January 2008

Having used different kinds of language (C++, python, ruby, ocaml, erlang), I still can’t choose what kind of typing I prefer as far as static vs dynamic typing is concerned (I will not discuss the strong vs duck typing).

I’m not convince that a static type system is a useful “bug avoidance system” (for my kind of development habits at least!). Not that it cannot prevent some bugs, but those are probably the “easy bugs” that would have show-up in unit-tests … and this is exactly the point: unit-tests are anyway necessary to test the functional aspect, so type kind of bug will be found in either kind of development environment.

Having written lot of code in python and C++, I sure better love python: I will not repeat here why language like python or ruby are more easy to read, more concise and so on …

However in team environment, a type is a first documentation feature! In a clear API, the type information is nearly enough to use the API (most python API documentation define all types of the parameters …).

Also with my last experiences with ocaml, I discover that having to define the type oblige to think more about what is the data.

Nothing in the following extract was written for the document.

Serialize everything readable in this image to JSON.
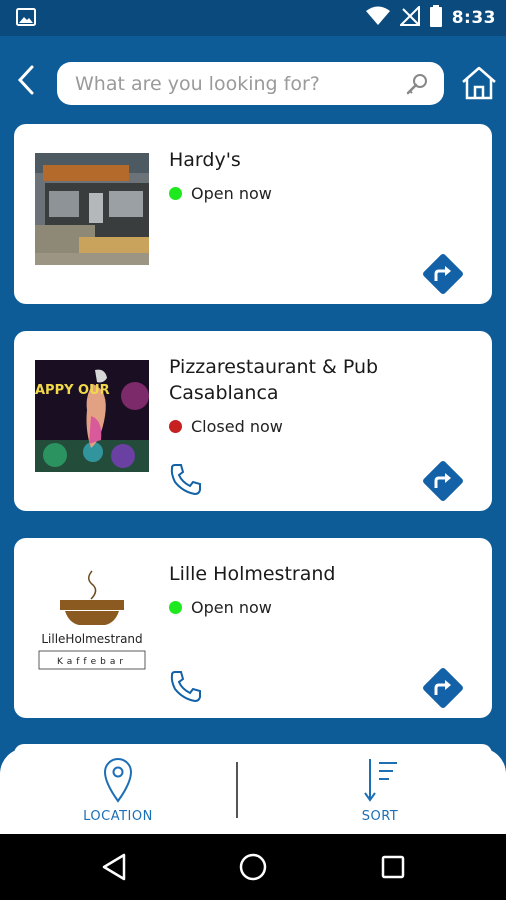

When thinking of the type of a data, you end-up asking you question like: what is it that I want to manipulate? if it should have this and that method, is it an application object? is it a subcomponent of my current object? is it a facet/interface of my object? can I abstract this “thing”? … all that is a good point in favor of strongly typed language at compile time as it help to concentrate on defining data!


Tip I enjoyed today: python in vim, how cool is that!?

For those who like vim but not the vim script language, try :help python.

:py import vim
:py [vim.current.buffer.append(str(e)) for e in xrange(10)]

Managed to have some time to play with ocamerl: ocaml node is now able to receive data from erlang node, and also send data to pid on connected nodes.

I begin to understand what I’m doing, so that I will be able to clean the code and refactor some parts very soon.

As example, an ocaml process which multiply integer by 2! wow! What’ an interesting example!

bash> cd trunk/lib/ocamerl
bash> ./ex/node_double >/dev/null 2>&1 &
bash> erl -setcookie cookie  -sname erl
erl@devhost 1> net_adm:ping(ocaml@devhost).
erl@devhost 2> {bytwo, ocaml@devhost} ! {self(), 8}.
erl@devhost 3>  receive I -> io:format("Got: ~w~n", [I]) after 0 -> ko end.
Got: 16

Note: the ping was optional and the answer seems correct: 8 * 2 = 16!

It’s kind of surprising how people can like such a simple game as pong. Isn’t it even more odd to find programmer which enjoy their program to play?

All that to say: ocaml node (using the ocamerl lib of erlocaml) can now reply pong to a ping request from erlang node 😉 … and that’s all it can do!

Next step: receive data 🙂